It’s International Men’s Health Week on the 14th of June and the goal is to increase awareness of male health issues. But why focus on the health of men?
Well, compared to women, men visit the doctor less frequently, have shorter appointments, and only attend when their illness is in its later stages. Men who are reluctant to see their doctor are missing out on regular health check-ups including those for skin cancer, cardiovascular disease, bowel cancer, diabetes and bone density.
Prevention is key
Regular check-ups can save lives because they give doctors a chance to pick up the early warning signs of illness and recommend lifestyle changes, screening or medication that may prevent an illness from developing or getting worse.

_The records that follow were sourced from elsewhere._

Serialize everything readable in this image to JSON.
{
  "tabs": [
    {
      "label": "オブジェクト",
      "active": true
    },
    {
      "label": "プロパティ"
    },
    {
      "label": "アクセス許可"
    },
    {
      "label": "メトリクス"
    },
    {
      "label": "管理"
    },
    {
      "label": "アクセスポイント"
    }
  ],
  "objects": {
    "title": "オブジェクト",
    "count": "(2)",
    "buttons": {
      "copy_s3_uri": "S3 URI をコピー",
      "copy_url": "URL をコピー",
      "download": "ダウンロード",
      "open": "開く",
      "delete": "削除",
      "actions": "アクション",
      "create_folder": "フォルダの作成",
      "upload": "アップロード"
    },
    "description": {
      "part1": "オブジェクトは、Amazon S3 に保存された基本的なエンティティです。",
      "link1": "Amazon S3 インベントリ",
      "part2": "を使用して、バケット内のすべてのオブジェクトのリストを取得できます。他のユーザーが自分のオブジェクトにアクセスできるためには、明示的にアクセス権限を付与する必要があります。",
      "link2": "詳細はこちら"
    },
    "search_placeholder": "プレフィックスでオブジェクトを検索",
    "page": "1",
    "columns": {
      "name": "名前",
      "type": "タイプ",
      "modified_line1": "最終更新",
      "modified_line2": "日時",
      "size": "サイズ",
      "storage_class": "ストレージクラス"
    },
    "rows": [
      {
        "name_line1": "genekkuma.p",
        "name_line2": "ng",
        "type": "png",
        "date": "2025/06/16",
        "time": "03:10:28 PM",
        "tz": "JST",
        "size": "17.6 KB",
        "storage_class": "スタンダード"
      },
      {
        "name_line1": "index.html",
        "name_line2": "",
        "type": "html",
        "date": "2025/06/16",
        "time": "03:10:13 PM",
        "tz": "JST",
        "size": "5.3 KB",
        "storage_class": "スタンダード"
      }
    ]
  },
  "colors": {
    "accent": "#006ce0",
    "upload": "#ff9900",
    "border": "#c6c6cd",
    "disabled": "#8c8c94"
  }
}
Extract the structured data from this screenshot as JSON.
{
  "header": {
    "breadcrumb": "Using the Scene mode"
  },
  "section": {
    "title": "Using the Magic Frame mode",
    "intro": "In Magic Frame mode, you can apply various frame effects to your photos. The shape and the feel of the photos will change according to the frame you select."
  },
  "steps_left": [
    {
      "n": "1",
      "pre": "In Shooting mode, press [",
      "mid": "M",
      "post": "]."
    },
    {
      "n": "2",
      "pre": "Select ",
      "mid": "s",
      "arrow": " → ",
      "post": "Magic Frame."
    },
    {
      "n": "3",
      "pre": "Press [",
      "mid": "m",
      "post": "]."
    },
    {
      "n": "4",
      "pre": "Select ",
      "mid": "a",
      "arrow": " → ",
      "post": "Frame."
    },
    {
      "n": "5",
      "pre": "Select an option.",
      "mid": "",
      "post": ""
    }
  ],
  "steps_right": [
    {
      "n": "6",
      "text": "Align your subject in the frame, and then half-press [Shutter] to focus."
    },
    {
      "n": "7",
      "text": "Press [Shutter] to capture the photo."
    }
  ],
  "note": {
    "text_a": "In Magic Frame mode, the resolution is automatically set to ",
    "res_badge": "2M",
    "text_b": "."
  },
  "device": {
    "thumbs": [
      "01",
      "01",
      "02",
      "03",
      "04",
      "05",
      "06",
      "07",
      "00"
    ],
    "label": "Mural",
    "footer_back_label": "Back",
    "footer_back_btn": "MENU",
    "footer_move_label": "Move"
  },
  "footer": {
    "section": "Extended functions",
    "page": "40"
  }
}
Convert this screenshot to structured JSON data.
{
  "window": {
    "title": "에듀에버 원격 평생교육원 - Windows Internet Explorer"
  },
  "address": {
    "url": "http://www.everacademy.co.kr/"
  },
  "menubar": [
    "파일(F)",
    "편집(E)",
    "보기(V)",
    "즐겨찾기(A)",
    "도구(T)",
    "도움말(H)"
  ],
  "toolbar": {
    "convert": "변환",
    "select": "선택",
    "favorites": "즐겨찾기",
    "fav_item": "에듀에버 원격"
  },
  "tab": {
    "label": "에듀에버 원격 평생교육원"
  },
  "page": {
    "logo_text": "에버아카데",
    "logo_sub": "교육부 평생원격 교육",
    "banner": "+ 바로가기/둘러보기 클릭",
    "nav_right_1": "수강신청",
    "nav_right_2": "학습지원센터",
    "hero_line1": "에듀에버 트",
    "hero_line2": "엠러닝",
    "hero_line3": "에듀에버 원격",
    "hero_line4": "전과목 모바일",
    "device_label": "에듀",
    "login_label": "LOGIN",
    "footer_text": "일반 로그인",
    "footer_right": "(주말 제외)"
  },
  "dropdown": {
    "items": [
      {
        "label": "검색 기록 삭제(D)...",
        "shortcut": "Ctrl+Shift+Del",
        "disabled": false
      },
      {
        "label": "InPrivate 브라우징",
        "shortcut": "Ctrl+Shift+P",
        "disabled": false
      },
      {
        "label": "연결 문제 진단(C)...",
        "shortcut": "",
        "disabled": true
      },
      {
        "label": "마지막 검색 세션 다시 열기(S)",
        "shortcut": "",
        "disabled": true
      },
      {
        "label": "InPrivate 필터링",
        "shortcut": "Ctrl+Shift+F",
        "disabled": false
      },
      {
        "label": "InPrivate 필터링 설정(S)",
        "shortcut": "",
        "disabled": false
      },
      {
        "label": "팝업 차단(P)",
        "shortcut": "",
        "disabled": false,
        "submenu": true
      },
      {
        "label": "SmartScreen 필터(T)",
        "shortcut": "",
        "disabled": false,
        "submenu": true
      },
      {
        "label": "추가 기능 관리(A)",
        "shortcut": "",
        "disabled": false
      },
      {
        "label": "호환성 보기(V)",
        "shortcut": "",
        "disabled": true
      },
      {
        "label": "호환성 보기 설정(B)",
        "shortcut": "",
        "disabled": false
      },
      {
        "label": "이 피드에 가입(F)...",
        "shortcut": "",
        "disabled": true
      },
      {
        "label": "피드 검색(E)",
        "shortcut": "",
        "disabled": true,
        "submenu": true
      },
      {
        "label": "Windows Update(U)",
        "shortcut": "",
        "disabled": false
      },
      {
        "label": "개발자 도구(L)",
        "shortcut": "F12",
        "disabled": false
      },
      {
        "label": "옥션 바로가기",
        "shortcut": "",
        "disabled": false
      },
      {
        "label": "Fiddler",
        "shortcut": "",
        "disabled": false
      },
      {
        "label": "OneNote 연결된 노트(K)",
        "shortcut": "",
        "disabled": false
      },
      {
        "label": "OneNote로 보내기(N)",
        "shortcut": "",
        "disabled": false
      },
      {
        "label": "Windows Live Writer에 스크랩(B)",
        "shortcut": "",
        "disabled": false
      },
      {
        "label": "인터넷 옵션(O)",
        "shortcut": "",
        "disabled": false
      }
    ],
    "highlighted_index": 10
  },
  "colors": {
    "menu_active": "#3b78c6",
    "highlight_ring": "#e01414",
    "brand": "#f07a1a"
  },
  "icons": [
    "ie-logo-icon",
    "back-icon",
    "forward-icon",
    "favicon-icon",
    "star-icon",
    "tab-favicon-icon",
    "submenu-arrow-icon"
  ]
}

A great place to start is with a workplace Healthy Heart or Skin Cancer check. This can open the door to get men to understand their risk of heart disease or chance of skin cancer and to visit their GP for followup. Workplace Mental Health training is also an excellent tool to encourage conversation about men’s mental health.
Healthy checklist for men
Neither high cholesterol nor high blood pressure typically have any warning signs, which makes it critical to have regular checks to reduce your risk of developing heart attack and stroke.
Always make an appointment to see your doctor if you notice any unusual changes.
- Prostate cancer is the most common cancer diagnosed in men and the most common cause of cancer death in men but it can usually be cured if treated in its early stages.
- Bowel cancer is the second most common cancer in both men and women. The risk increases with age but early detection greatly improves the chances of successful treatment.
Men are more reluctant than women to talk to or see someone about a mental health problem, yet statistically, men are more likely to die from suicide. Research shows that support programs can make a huge difference to men. If you’ve been feeling more angry and irritable than usual, or lost interest in activities you usually enjoy, speak to your GP, or call a mental health service such as BeyondBlue on 1300 22 4636.